Nineteen people were charged last week after a coordinated drug bust in Grundy County. Most of the defendants face charges related to distribution of methamphetamine — a drug that has flown below the radar amid the deadly opioid epidemic.
A decade ago, meth was the big target for law enforcement. Now it’s primarily heroin and fentanyl, which are far more fatal. But meth never left, though how it’s made has changed.
“There’s a lot of meth out there,” says special agent-in-charge Tommy Farmer of the Tennessee Bureau of Investigation.
These days, the potent and addictive drug is usually smuggled in from Mexico in bulk rather than produced in small batches in “mom-and-pop” labs using cold medicine and household chemicals.
Farmer cites a more than 80 percent reduction in meth lab seizures compared to 2010, when Tennessee
led the nation. But he says the TBI crime lab now has many more forensic requests for meth. So while there are fewer meth labs around Tennessee, drug agents believe there may actually be just as much — or more — meth being sold on the street.
One indicator of its prevalence, he says, is its low price.
“I’ve never seen methamphetamine in bulk on the street as cheap as it is right now,” Farmer says.
undercover operation in the remote areas around Grundy County this week was dubbed “Operation CamelStraw” — as in the straw that broke the camel’s back. The defendants range from 23 to 55 years of age.
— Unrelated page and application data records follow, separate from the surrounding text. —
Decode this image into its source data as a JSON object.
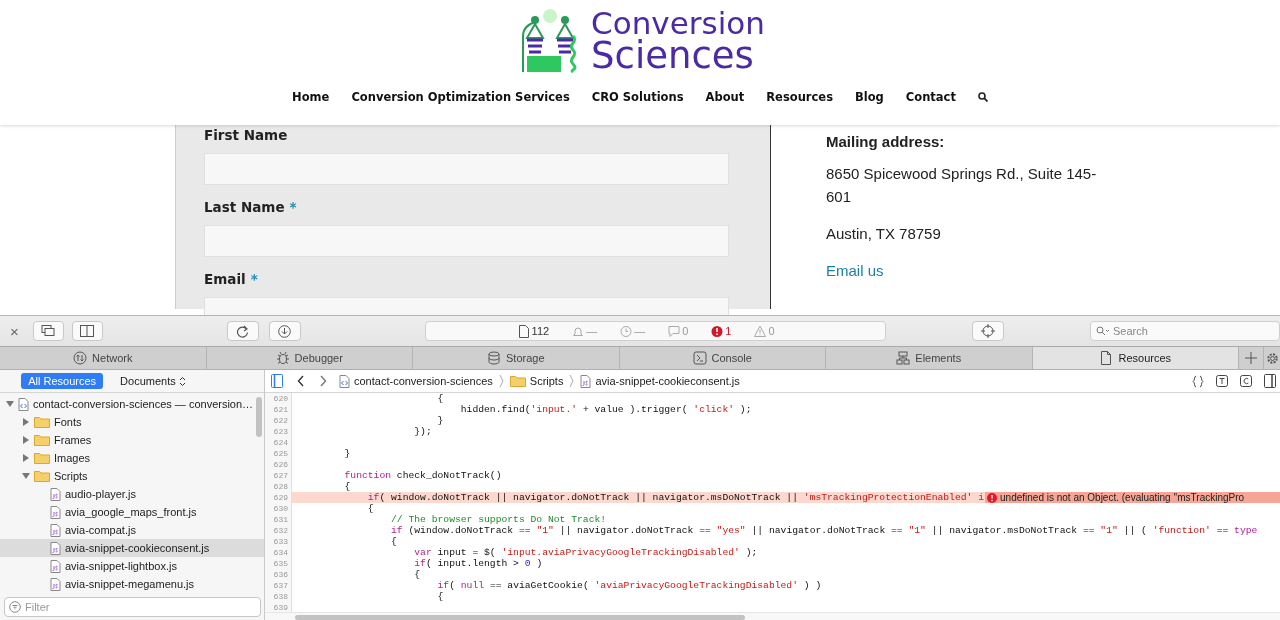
{
  "site": {
    "logo": {
      "line_1": "Conversion",
      "line_2": "Sciences"
    },
    "nav": [
      {
        "label": "Home"
      },
      {
        "label": "Conversion Optimization Services"
      },
      {
        "label": "CRO Solutions"
      },
      {
        "label": "About"
      },
      {
        "label": "Resources"
      },
      {
        "label": "Blog"
      },
      {
        "label": "Contact"
      }
    ],
    "form": {
      "fields": [
        {
          "label": "First Name"
        },
        {
          "label": "Last Name",
          "required_mark": "*"
        },
        {
          "label": "Email",
          "required_mark": "*"
        }
      ]
    },
    "address": {
      "heading": "Mailing address:",
      "lines": [
        "8650 Spicewood Springs Rd., Suite 145-601",
        "Austin, TX 78759"
      ],
      "link": "Email us"
    }
  },
  "devtools": {
    "toolbar": {
      "close": "×",
      "status": [
        {
          "kind": "resources",
          "text": "112"
        },
        {
          "kind": "logs",
          "text": "—"
        },
        {
          "kind": "timer",
          "text": "—"
        },
        {
          "kind": "messages",
          "text": "0"
        },
        {
          "kind": "errors",
          "text": "1"
        },
        {
          "kind": "warnings",
          "text": "0"
        }
      ],
      "search": {
        "placeholder": "Search"
      }
    },
    "tabs": [
      {
        "kind": "network",
        "label": "Network",
        "selected": false
      },
      {
        "kind": "debugger",
        "label": "Debugger",
        "selected": false
      },
      {
        "kind": "storage",
        "label": "Storage",
        "selected": false
      },
      {
        "kind": "console",
        "label": "Console",
        "selected": false
      },
      {
        "kind": "elements",
        "label": "Elements",
        "selected": false
      },
      {
        "kind": "resources",
        "label": "Resources",
        "selected": true
      }
    ],
    "sidebar": {
      "scopes": [
        {
          "label": "All Resources",
          "selected": true
        },
        {
          "label": "Documents",
          "selected": false
        }
      ],
      "tree": [
        {
          "kind": "page",
          "label": "contact-conversion-sciences — conversion…",
          "selected": false,
          "expanded": true,
          "children": [
            {
              "kind": "folder",
              "label": "Fonts",
              "selected": false,
              "expanded": false
            },
            {
              "kind": "folder",
              "label": "Frames",
              "selected": false,
              "expanded": false
            },
            {
              "kind": "folder",
              "label": "Images",
              "selected": false,
              "expanded": false
            },
            {
              "kind": "folder",
              "label": "Scripts",
              "selected": false,
              "expanded": true,
              "children": [
                {
                  "kind": "script",
                  "label": "audio-player.js",
                  "selected": false
                },
                {
                  "kind": "script",
                  "label": "avia_google_maps_front.js",
                  "selected": false
                },
                {
                  "kind": "script",
                  "label": "avia-compat.js",
                  "selected": false
                },
                {
                  "kind": "script",
                  "label": "avia-snippet-cookieconsent.js",
                  "selected": true
                },
                {
                  "kind": "script",
                  "label": "avia-snippet-lightbox.js",
                  "selected": false
                },
                {
                  "kind": "script",
                  "label": "avia-snippet-megamenu.js",
                  "selected": false
                }
              ]
            }
          ]
        }
      ],
      "filter": {
        "placeholder": "Filter"
      }
    },
    "editor": {
      "breadcrumb": [
        {
          "kind": "page",
          "label": "contact-conversion-sciences"
        },
        {
          "kind": "folder",
          "label": "Scripts"
        },
        {
          "kind": "script",
          "label": "avia-snippet-cookieconsent.js"
        }
      ],
      "lines": [
        {
          "number": "620",
          "tokens": [
            {
              "kind": "plain",
              "text": "                        {"
            }
          ]
        },
        {
          "number": "621",
          "tokens": [
            {
              "kind": "plain",
              "text": "                            hidden.find("
            },
            {
              "kind": "string",
              "text": "'input.'"
            },
            {
              "kind": "plain",
              "text": " + value ).trigger( "
            },
            {
              "kind": "string",
              "text": "'click'"
            },
            {
              "kind": "plain",
              "text": " );"
            }
          ]
        },
        {
          "number": "622",
          "tokens": [
            {
              "kind": "plain",
              "text": "                        }"
            }
          ]
        },
        {
          "number": "623",
          "tokens": [
            {
              "kind": "plain",
              "text": "                    });"
            }
          ]
        },
        {
          "number": "624"
        },
        {
          "number": "625",
          "tokens": [
            {
              "kind": "plain",
              "text": "        }"
            }
          ]
        },
        {
          "number": "626"
        },
        {
          "number": "627",
          "tokens": [
            {
              "kind": "keyword",
              "text": "        function"
            },
            {
              "kind": "plain",
              "text": " check_doNotTrack()"
            }
          ]
        },
        {
          "number": "628",
          "tokens": [
            {
              "kind": "plain",
              "text": "        {"
            }
          ]
        },
        {
          "number": "629",
          "tokens": [
            {
              "kind": "keyword",
              "text": "            if"
            },
            {
              "kind": "plain",
              "text": "( window.doNotTrack || navigator.doNotTrack || navigator.msDoNotTrack || "
            },
            {
              "kind": "string",
              "text": "'msTrackingProtectionEnabled'"
            },
            {
              "kind": "keyword",
              "text": " i"
            }
          ],
          "error": "undefined is not an Object. (evaluating ''msTrackingPro"
        },
        {
          "number": "630",
          "tokens": [
            {
              "kind": "plain",
              "text": "            {"
            }
          ]
        },
        {
          "number": "631",
          "tokens": [
            {
              "kind": "comment",
              "text": "                // The browser supports Do Not Track!"
            }
          ]
        },
        {
          "number": "632",
          "tokens": [
            {
              "kind": "keyword",
              "text": "                if"
            },
            {
              "kind": "plain",
              "text": " (window.doNotTrack == "
            },
            {
              "kind": "string",
              "text": "\"1\""
            },
            {
              "kind": "plain",
              "text": " || navigator.doNotTrack == "
            },
            {
              "kind": "string",
              "text": "\"yes\""
            },
            {
              "kind": "plain",
              "text": " || navigator.doNotTrack == "
            },
            {
              "kind": "string",
              "text": "\"1\""
            },
            {
              "kind": "plain",
              "text": " || navigator.msDoNotTrack == "
            },
            {
              "kind": "string",
              "text": "\"1\""
            },
            {
              "kind": "plain",
              "text": " || ( "
            },
            {
              "kind": "string",
              "text": "'function'"
            },
            {
              "kind": "plain",
              "text": " == "
            },
            {
              "kind": "keyword",
              "text": "type"
            }
          ]
        },
        {
          "number": "633",
          "tokens": [
            {
              "kind": "plain",
              "text": "                {"
            }
          ]
        },
        {
          "number": "634",
          "tokens": [
            {
              "kind": "keyword",
              "text": "                    var"
            },
            {
              "kind": "plain",
              "text": " input = $( "
            },
            {
              "kind": "string",
              "text": "'input.aviaPrivacyGoogleTrackingDisabled'"
            },
            {
              "kind": "plain",
              "text": " );"
            }
          ]
        },
        {
          "number": "635",
          "tokens": [
            {
              "kind": "keyword",
              "text": "                    if"
            },
            {
              "kind": "plain",
              "text": "( input.length > "
            },
            {
              "kind": "number",
              "text": "0"
            },
            {
              "kind": "plain",
              "text": " )"
            }
          ]
        },
        {
          "number": "636",
          "tokens": [
            {
              "kind": "plain",
              "text": "                    {"
            }
          ]
        },
        {
          "number": "637",
          "tokens": [
            {
              "kind": "keyword",
              "text": "                        if"
            },
            {
              "kind": "plain",
              "text": "( "
            },
            {
              "kind": "keyword",
              "text": "null"
            },
            {
              "kind": "plain",
              "text": " == aviaGetCookie( "
            },
            {
              "kind": "string",
              "text": "'aviaPrivacyGoogleTrackingDisabled'"
            },
            {
              "kind": "plain",
              "text": " ) )"
            }
          ]
        },
        {
          "number": "638",
          "tokens": [
            {
              "kind": "plain",
              "text": "                        {"
            }
          ]
        },
        {
          "number": "639"
        }
      ]
    }
  }
}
In January, TBI drug agents
rounded up a dozen people in neighboring Franklin County, though mostly on opioid-related charges. In November 2018, law enforcement
charged four people in East Tennessee’s Monroe County with distributing meth.